(Website and app data records)
————————

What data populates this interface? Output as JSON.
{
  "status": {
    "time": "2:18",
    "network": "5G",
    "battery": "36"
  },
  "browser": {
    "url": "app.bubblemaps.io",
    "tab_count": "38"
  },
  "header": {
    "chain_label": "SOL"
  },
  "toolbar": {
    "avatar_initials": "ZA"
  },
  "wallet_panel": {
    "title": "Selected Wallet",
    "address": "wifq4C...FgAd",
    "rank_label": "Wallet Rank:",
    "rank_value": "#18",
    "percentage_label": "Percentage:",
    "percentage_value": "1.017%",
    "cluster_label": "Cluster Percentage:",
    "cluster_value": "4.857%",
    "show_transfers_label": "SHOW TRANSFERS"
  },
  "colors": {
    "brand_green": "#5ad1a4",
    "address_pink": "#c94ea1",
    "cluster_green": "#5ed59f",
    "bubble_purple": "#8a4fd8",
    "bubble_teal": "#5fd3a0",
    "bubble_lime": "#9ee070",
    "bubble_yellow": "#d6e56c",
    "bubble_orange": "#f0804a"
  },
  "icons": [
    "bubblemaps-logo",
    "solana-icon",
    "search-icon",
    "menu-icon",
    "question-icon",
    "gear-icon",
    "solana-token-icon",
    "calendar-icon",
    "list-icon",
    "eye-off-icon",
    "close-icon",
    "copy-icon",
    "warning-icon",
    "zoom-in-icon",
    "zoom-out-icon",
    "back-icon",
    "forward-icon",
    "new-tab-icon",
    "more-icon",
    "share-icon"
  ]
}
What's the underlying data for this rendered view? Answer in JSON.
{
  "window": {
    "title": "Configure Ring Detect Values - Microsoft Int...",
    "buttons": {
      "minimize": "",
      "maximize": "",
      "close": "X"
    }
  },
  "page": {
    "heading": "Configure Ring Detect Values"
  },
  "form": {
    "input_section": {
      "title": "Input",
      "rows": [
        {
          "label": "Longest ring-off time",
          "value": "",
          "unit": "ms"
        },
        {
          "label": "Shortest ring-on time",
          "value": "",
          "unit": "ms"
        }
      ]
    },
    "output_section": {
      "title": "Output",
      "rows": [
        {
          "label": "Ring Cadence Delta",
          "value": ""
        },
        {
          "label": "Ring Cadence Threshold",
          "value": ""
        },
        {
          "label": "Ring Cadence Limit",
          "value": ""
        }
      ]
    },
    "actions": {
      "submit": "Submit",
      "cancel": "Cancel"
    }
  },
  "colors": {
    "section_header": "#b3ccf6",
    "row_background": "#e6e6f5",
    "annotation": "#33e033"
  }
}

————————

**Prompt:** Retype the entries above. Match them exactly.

**Reply to the task:**
What data populates this interface? Output as JSON.
{
  "status": {
    "time": "2:18",
    "network": "5G",
    "battery": "36"
  },
  "browser": {
    "url": "app.bubblemaps.io",
    "tab_count": "38"
  },
  "header": {
    "chain_label": "SOL"
  },
  "toolbar": {
    "avatar_initials": "ZA"
  },
  "wallet_panel": {
    "title": "Selected Wallet",
    "address": "wifq4C...FgAd",
    "rank_label": "Wallet Rank:",
    "rank_value": "#18",
    "percentage_label": "Percentage:",
    "percentage_value": "1.017%",
    "cluster_label": "Cluster Percentage:",
    "cluster_value": "4.857%",
    "show_transfers_label": "SHOW TRANSFERS"
  },
  "colors": {
    "brand_green": "#5ad1a4",
    "address_pink": "#c94ea1",
    "cluster_green": "#5ed59f",
    "bubble_purple": "#8a4fd8",
    "bubble_teal": "#5fd3a0",
    "bubble_lime": "#9ee070",
    "bubble_yellow": "#d6e56c",
    "bubble_orange": "#f0804a"
  },
  "icons": [
    "bubblemaps-logo",
    "solana-icon",
    "search-icon",
    "menu-icon",
    "question-icon",
    "gear-icon",
    "solana-token-icon",
    "calendar-icon",
    "list-icon",
    "eye-off-icon",
    "close-icon",
    "copy-icon",
    "warning-icon",
    "zoom-in-icon",
    "zoom-out-icon",
    "back-icon",
    "forward-icon",
    "new-tab-icon",
    "more-icon",
    "share-icon"
  ]
}
What's the underlying data for this rendered view? Answer in JSON.
{
  "window": {
    "title": "Configure Ring Detect Values - Microsoft Int...",
    "buttons": {
      "minimize": "",
      "maximize": "",
      "close": "X"
    }
  },
  "page": {
    "heading": "Configure Ring Detect Values"
  },
  "form": {
    "input_section": {
      "title": "Input",
      "rows": [
        {
          "label": "Longest ring-off time",
          "value": "",
          "unit": "ms"
        },
        {
          "label": "Shortest ring-on time",
          "value": "",
          "unit": "ms"
        }
      ]
    },
    "output_section": {
      "title": "Output",
      "rows": [
        {
          "label": "Ring Cadence Delta",
          "value": ""
        },
        {
          "label": "Ring Cadence Threshold",
          "value": ""
        },
        {
          "label": "Ring Cadence Limit",
          "value": ""
        }
      ]
    },
    "actions": {
      "submit": "Submit",
      "cancel": "Cancel"
    }
  },
  "colors": {
    "section_header": "#b3ccf6",
    "row_background": "#e6e6f5",
    "annotation": "#33e033"
  }
}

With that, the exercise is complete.